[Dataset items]
────────────────
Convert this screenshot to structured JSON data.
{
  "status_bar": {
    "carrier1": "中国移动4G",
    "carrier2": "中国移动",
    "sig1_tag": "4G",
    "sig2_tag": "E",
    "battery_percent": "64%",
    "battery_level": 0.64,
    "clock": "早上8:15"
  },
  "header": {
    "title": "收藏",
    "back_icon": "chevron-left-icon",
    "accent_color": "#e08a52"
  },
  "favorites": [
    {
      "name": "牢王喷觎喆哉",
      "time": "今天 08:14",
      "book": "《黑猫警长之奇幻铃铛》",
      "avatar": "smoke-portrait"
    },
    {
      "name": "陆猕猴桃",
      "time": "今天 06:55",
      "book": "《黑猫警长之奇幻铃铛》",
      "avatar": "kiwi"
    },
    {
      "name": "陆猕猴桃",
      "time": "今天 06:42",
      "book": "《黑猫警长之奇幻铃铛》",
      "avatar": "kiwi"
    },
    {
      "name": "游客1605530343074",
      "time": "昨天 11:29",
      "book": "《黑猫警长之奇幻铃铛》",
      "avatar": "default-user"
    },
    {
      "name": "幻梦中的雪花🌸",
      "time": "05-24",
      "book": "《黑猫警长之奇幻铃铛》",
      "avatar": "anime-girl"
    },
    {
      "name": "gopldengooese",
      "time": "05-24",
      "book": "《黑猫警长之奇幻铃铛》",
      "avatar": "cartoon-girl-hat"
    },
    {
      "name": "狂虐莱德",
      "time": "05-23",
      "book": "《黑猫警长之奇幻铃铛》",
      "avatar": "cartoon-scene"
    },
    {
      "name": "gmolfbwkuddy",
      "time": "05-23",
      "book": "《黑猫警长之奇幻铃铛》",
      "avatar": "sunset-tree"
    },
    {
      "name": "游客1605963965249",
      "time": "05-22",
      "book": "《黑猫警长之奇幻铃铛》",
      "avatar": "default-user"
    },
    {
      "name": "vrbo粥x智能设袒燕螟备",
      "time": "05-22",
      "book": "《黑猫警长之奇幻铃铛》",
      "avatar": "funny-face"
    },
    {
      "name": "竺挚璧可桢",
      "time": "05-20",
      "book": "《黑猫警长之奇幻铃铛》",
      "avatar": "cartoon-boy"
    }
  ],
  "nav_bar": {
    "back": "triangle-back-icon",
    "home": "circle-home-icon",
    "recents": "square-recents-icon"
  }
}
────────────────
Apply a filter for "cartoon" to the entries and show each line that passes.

ANSWER TO THIS PROBLEM:
      "avatar": "cartoon-girl-hat"
      "avatar": "cartoon-scene"
      "avatar": "cartoon-boy"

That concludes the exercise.